Readiness Strategies and Considerations
Teachers already have the tools to meet the readiness needs of all students. A cycle of formative assessment is critical. Tracking student progress on a daily basis informs us about who needs interventions for scaffolds or greater complexity. Some examples include:
- Exit tickets
- Two- to four-question quizzes
- Observational checklists
- Student questions
- Work product
For heterogeneous groups of students with diverse learning skills, collaboration helps develop understanding of content. These groupings succeed when the tasks enable students to bring forth their strengths, such as experience in the applied area (interests) and different ways of exploring the concepts via multiple intelligences (learning profiles). Here are examples for fostering dialogue that will allow all students to contribute in all content areas:
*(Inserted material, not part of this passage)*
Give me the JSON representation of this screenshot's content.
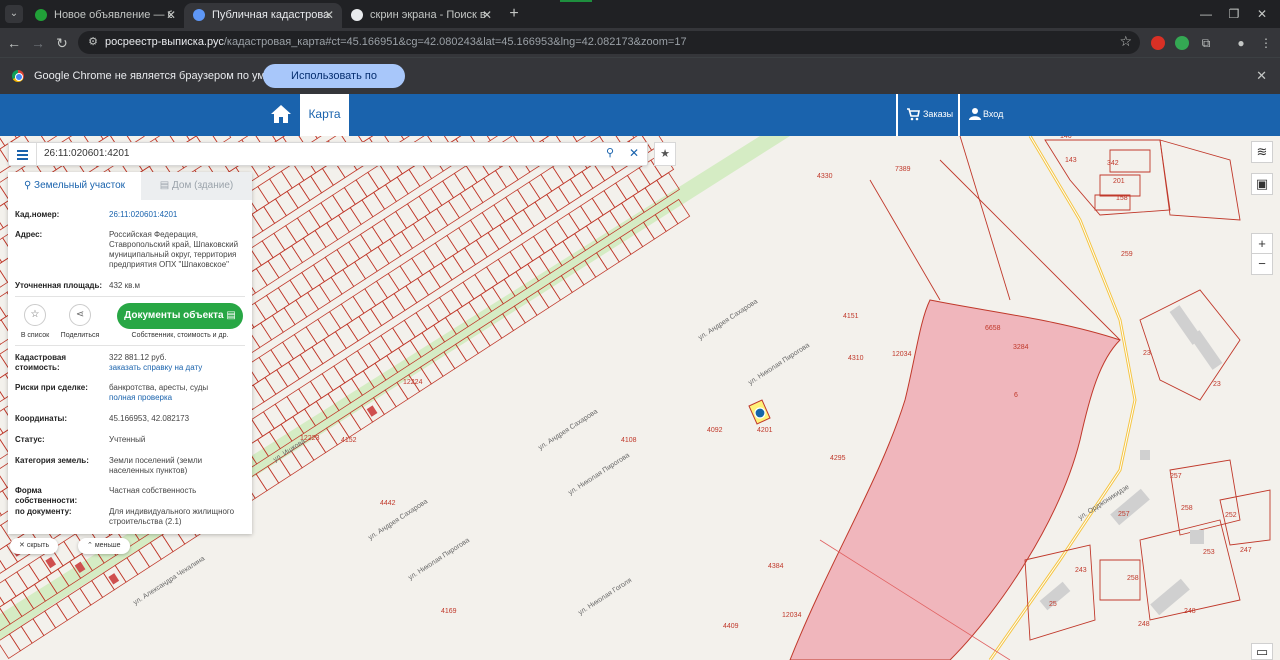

- Jigsaw Strategy:
- Learning Centers:
- Readers Workshop:
- Article includes various examples
- Think Dots and Cubing:
Another strength of heterogeneous groups is addressing skill gaps that prohibit access to content. Some solutions for students include providing them with materials at different reading levels, or having peers read aloud material for those with lower reading levels. Such strategies enable all students to assist with application and critical thinking of content on an even playing field. During these group activities, teachers can pull out individual or small groups of students for strategic coaching in needed areas.
Tiering takes an activity developed for meeting the learning target, and creates different versions. One type addresses skill gaps with scaffolds, and another stretches students who have already mastered the learning outcomes (resources). Identifying student skill level through formative assessments is critical. The tiering strategy is efficient in ensuring that all students are working on leveled needs. Guided reading groups and guided math groups are typically organized by skill level so as to give students focused support. Many effective learning strategies can be tiered, including the ones listed above for heterogeneous grouping.
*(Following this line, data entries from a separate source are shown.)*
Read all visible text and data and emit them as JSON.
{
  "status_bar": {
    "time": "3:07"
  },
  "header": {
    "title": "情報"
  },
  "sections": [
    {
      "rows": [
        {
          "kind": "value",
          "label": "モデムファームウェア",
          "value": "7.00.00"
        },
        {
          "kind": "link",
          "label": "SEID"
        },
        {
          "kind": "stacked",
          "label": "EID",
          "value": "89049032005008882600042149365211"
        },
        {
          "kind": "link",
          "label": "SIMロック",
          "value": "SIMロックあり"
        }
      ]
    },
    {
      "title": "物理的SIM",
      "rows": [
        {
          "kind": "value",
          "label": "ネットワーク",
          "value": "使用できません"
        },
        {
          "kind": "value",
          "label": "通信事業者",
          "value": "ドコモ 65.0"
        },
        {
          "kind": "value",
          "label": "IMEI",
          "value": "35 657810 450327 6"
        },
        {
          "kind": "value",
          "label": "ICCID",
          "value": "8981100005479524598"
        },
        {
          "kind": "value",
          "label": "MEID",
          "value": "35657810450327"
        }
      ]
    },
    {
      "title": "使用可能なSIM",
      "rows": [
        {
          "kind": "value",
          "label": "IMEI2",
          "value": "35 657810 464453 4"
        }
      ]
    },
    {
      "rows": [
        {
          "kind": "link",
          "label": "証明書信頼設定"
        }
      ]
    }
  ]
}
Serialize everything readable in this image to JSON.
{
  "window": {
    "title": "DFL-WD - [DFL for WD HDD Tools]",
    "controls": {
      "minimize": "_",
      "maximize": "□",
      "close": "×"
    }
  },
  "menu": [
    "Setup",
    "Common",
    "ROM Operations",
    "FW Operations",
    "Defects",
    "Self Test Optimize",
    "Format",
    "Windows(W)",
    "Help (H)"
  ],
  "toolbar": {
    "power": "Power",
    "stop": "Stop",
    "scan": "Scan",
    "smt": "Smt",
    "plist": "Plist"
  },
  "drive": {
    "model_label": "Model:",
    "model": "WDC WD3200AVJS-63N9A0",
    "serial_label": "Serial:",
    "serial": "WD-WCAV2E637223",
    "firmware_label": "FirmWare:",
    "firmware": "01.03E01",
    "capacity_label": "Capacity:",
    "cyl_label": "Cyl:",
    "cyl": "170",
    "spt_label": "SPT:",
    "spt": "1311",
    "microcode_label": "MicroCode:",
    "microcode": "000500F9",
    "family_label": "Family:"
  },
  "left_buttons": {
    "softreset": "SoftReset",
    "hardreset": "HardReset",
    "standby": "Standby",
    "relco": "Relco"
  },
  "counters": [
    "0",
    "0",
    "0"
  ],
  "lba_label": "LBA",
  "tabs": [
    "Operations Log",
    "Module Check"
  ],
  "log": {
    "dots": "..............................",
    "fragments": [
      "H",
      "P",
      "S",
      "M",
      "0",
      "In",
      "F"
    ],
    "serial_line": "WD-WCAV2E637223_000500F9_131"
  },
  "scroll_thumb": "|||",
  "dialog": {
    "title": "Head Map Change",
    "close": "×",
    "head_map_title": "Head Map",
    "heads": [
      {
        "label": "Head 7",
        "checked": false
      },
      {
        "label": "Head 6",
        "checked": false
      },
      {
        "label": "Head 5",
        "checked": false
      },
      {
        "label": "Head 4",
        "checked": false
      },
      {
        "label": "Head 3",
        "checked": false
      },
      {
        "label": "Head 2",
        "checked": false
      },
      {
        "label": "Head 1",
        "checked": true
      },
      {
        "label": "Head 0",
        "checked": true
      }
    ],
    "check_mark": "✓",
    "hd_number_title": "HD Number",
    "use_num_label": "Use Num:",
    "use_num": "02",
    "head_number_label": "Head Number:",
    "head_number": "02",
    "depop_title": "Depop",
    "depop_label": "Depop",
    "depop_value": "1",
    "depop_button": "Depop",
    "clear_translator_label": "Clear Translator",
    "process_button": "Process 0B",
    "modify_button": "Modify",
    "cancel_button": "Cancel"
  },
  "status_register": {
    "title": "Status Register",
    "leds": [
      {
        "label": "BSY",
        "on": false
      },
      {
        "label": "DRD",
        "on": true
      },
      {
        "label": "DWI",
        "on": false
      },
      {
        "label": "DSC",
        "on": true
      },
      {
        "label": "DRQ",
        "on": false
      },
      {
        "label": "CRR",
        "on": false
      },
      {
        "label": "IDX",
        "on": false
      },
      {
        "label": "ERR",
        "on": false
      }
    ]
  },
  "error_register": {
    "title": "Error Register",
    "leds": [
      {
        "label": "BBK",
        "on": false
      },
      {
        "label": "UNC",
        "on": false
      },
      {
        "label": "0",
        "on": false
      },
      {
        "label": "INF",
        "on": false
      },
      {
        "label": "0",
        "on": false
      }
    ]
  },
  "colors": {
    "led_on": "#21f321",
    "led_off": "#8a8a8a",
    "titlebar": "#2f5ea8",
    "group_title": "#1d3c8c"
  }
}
Now, Not LaterSome teachers raise time as a common concern to differentiate. Addressing readiness in lessons right now will save time in the long term. People feel valued when time is dedicated to meeting their needs and when they can see the effort going into their targeted support. Addressing readiness ensures that skill gaps are addressed and that frustration levels stay low. This reduces long-term concerns of students falling further and further behind. Ignoring student needs is not an option. When we absolutely know their specific readiness needs, we respond. It's why we teach.
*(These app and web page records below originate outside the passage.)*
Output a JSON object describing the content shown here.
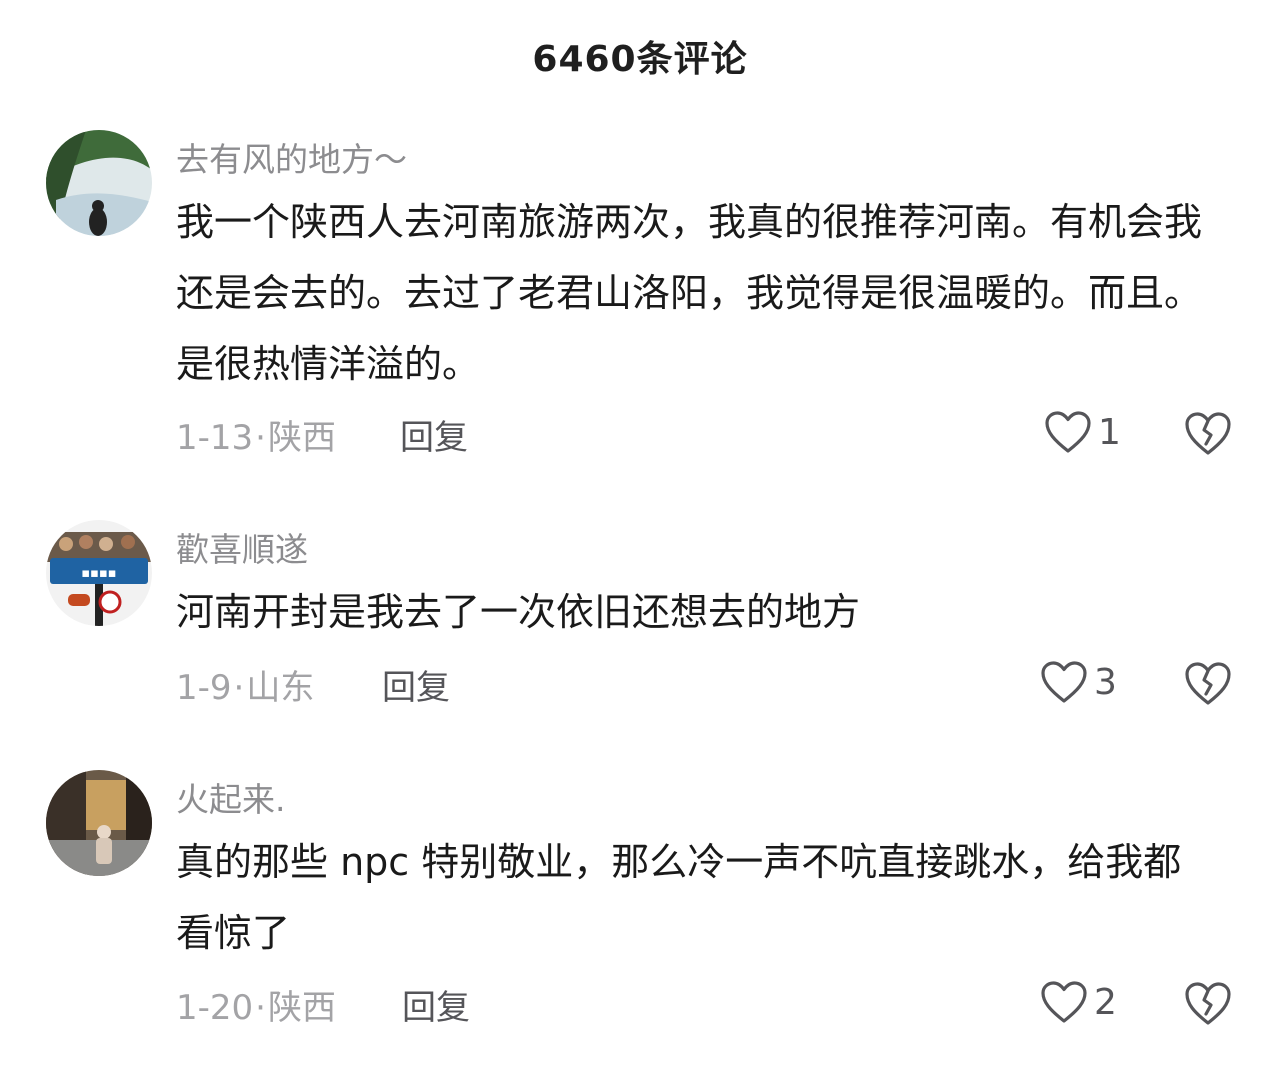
{
  "header": {
    "title": "6460条评论"
  },
  "comments": [
    {
      "username": "去有风的地方～",
      "text": "我一个陕西人去河南旅游两次，我真的很推荐河南。有机会我还是会去的。去过了老君山洛阳，我觉得是很温暖的。而且。是很热情洋溢的。",
      "date": "1-13",
      "location": "陕西",
      "reply_label": "回复",
      "likes": "1"
    },
    {
      "username": "歡喜順遂",
      "text": "河南开封是我去了一次依旧还想去的地方",
      "date": "1-9",
      "location": "山东",
      "reply_label": "回复",
      "likes": "3"
    },
    {
      "username": "火起来.",
      "text": "真的那些 npc 特别敬业，那么冷一声不吭直接跳水，给我都看惊了",
      "date": "1-20",
      "location": "陕西",
      "reply_label": "回复",
      "likes": "2"
    }
  ],
  "icons": {
    "like": "heart-outline-icon",
    "dislike": "broken-heart-icon"
  },
  "colors": {
    "username": "#8c8c8f",
    "meta": "#a3a3a6",
    "text": "#1a1a1a"
  }
}
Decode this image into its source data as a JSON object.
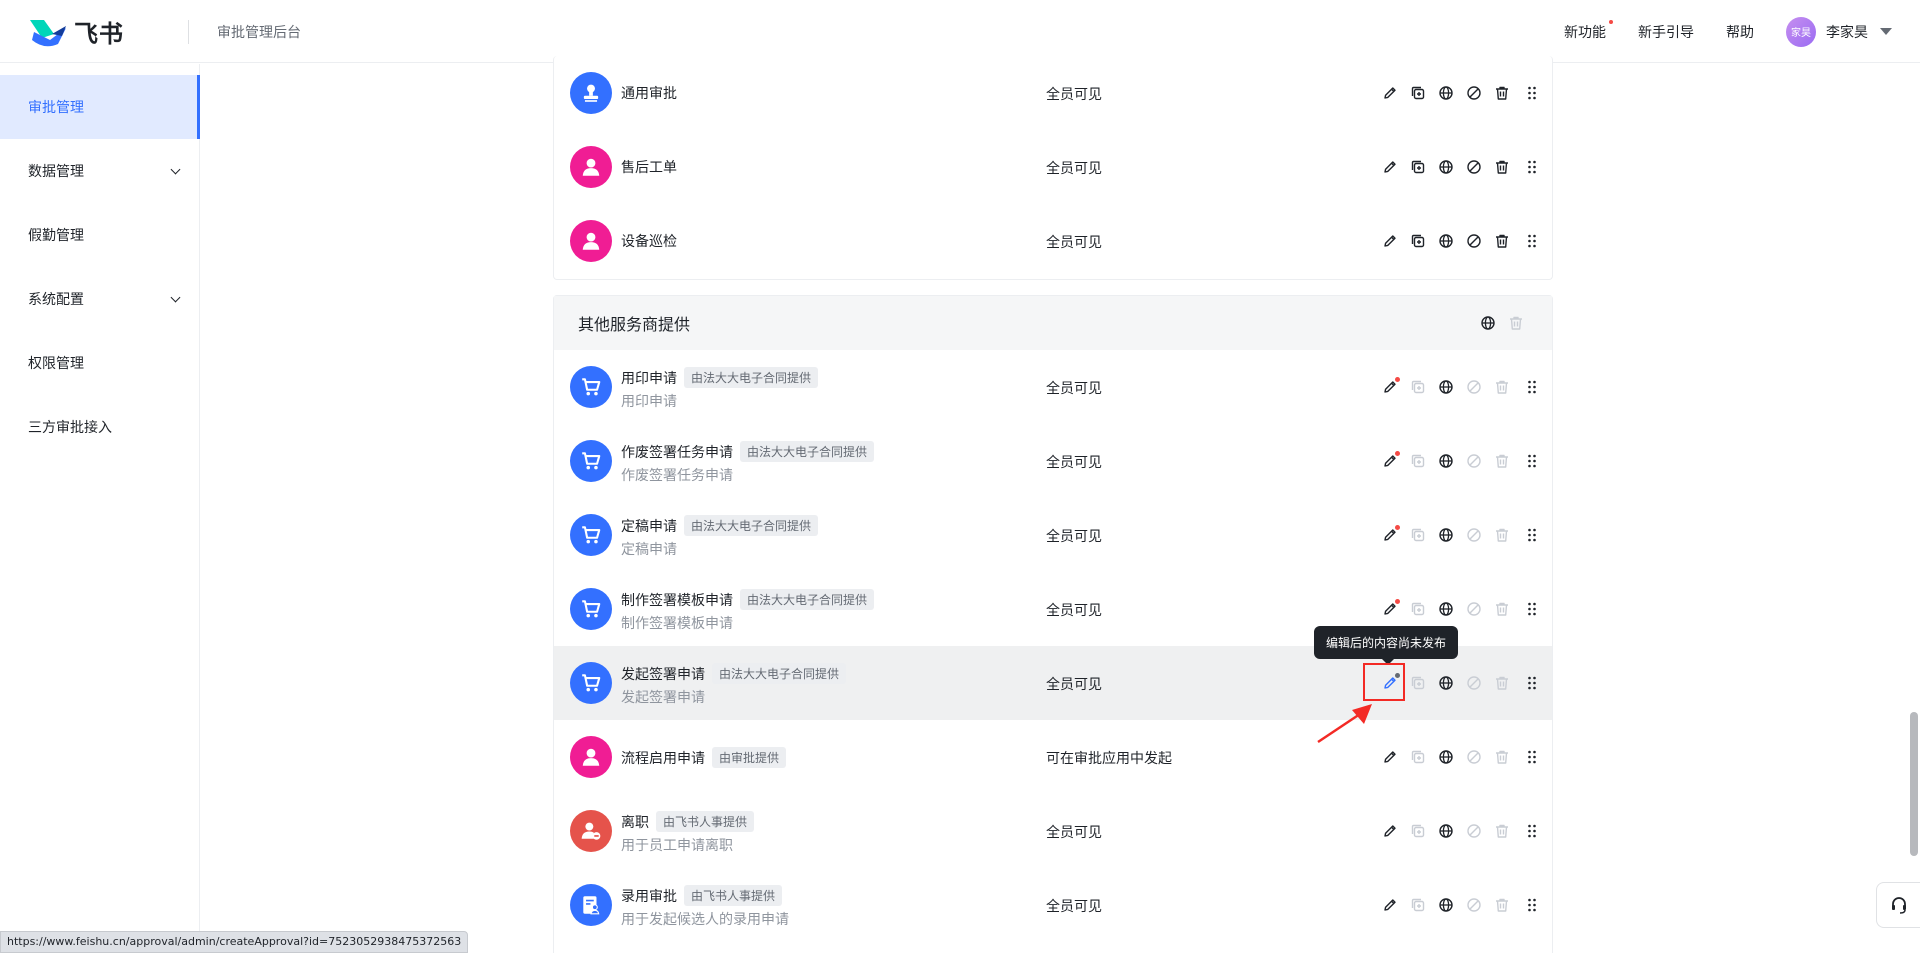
{
  "header": {
    "logo_text": "飞书",
    "subtitle": "审批管理后台",
    "links": [
      {
        "label": "新功能",
        "has_dot": true
      },
      {
        "label": "新手引导",
        "has_dot": false
      },
      {
        "label": "帮助",
        "has_dot": false
      }
    ],
    "avatar_text": "家昊",
    "user_name": "李家昊"
  },
  "sidebar": {
    "items": [
      {
        "label": "审批管理",
        "active": true,
        "expandable": false
      },
      {
        "label": "数据管理",
        "active": false,
        "expandable": true
      },
      {
        "label": "假勤管理",
        "active": false,
        "expandable": false
      },
      {
        "label": "系统配置",
        "active": false,
        "expandable": true
      },
      {
        "label": "权限管理",
        "active": false,
        "expandable": false
      },
      {
        "label": "三方审批接入",
        "active": false,
        "expandable": false
      }
    ]
  },
  "top_group": {
    "rows": [
      {
        "title": "通用审批",
        "visibility": "全员可见",
        "icon": "stamp-icon",
        "color": "blue"
      },
      {
        "title": "售后工单",
        "visibility": "全员可见",
        "icon": "person-icon",
        "color": "pink"
      },
      {
        "title": "设备巡检",
        "visibility": "全员可见",
        "icon": "person-icon",
        "color": "pink"
      }
    ]
  },
  "other_group": {
    "title": "其他服务商提供",
    "rows": [
      {
        "title": "用印申请",
        "tag": "由法大大电子合同提供",
        "desc": "用印申请",
        "visibility": "全员可见",
        "icon": "cart-icon",
        "color": "blue",
        "edit_dot": true
      },
      {
        "title": "作废签署任务申请",
        "tag": "由法大大电子合同提供",
        "desc": "作废签署任务申请",
        "visibility": "全员可见",
        "icon": "cart-icon",
        "color": "blue",
        "edit_dot": true
      },
      {
        "title": "定稿申请",
        "tag": "由法大大电子合同提供",
        "desc": "定稿申请",
        "visibility": "全员可见",
        "icon": "cart-icon",
        "color": "blue",
        "edit_dot": true
      },
      {
        "title": "制作签署模板申请",
        "tag": "由法大大电子合同提供",
        "desc": "制作签署模板申请",
        "visibility": "全员可见",
        "icon": "cart-icon",
        "color": "blue",
        "edit_dot": true
      },
      {
        "title": "发起签署申请",
        "tag": "由法大大电子合同提供",
        "desc": "发起签署申请",
        "visibility": "全员可见",
        "icon": "cart-icon",
        "color": "blue",
        "edit_dot": true
      },
      {
        "title": "流程启用申请",
        "tag": "由审批提供",
        "desc": "",
        "visibility": "可在审批应用中发起",
        "icon": "person-icon",
        "color": "pink",
        "edit_dot": false
      },
      {
        "title": "离职",
        "tag": "由飞书人事提供",
        "desc": "用于员工申请离职",
        "visibility": "全员可见",
        "icon": "person-minus-icon",
        "color": "red",
        "edit_dot": false
      },
      {
        "title": "录用审批",
        "tag": "由飞书人事提供",
        "desc": "用于发起候选人的录用申请",
        "visibility": "全员可见",
        "icon": "doc-person-icon",
        "color": "blue",
        "edit_dot": false
      }
    ]
  },
  "tooltip": {
    "text": "编辑后的内容尚未发布"
  },
  "status_url": "https://www.feishu.cn/approval/admin/createApproval?id=7523052938475372563",
  "colors": {
    "accent": "#3370ff",
    "pink": "#f01d94",
    "red_dot": "#f54a45",
    "highlight": "#f32a25"
  }
}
In This Series
- Myth-Busting Differentiated Instruction: 3 Myths and 3 Truths
- 3 Guidelines to Eliminating Assessment Fog
- 3 Ways to Plan for Diverse Learners: What Teachers Do
- 15+ Readiness Resources for Driving Student Success
- How Learning Profiles Can Strengthen Your Teaching
- Learner Interest Matters: Strategies for Empowering Student Choice
- There's No Time to Differentiate: Myth-Busting DI, Part 2
- Igniting Student Writer Voice With Writing Process Strategies
- Empowering Student Writers
- 50+ Tools for Differentiating Instruction Through Social Media
- Differentiation Is Just Too Difficult: Myth-Busting DI Part 3
- Quality Instruction + Differentiation: Beyond the Checklist
- 4 Paths to Engaging Authentic Purpose and Audience
- Teachers Are in Control: Myth-Busting DI, Part 4
- Summer Readings on Differentiation: 150+ Seedlings for Growing Stronger Learners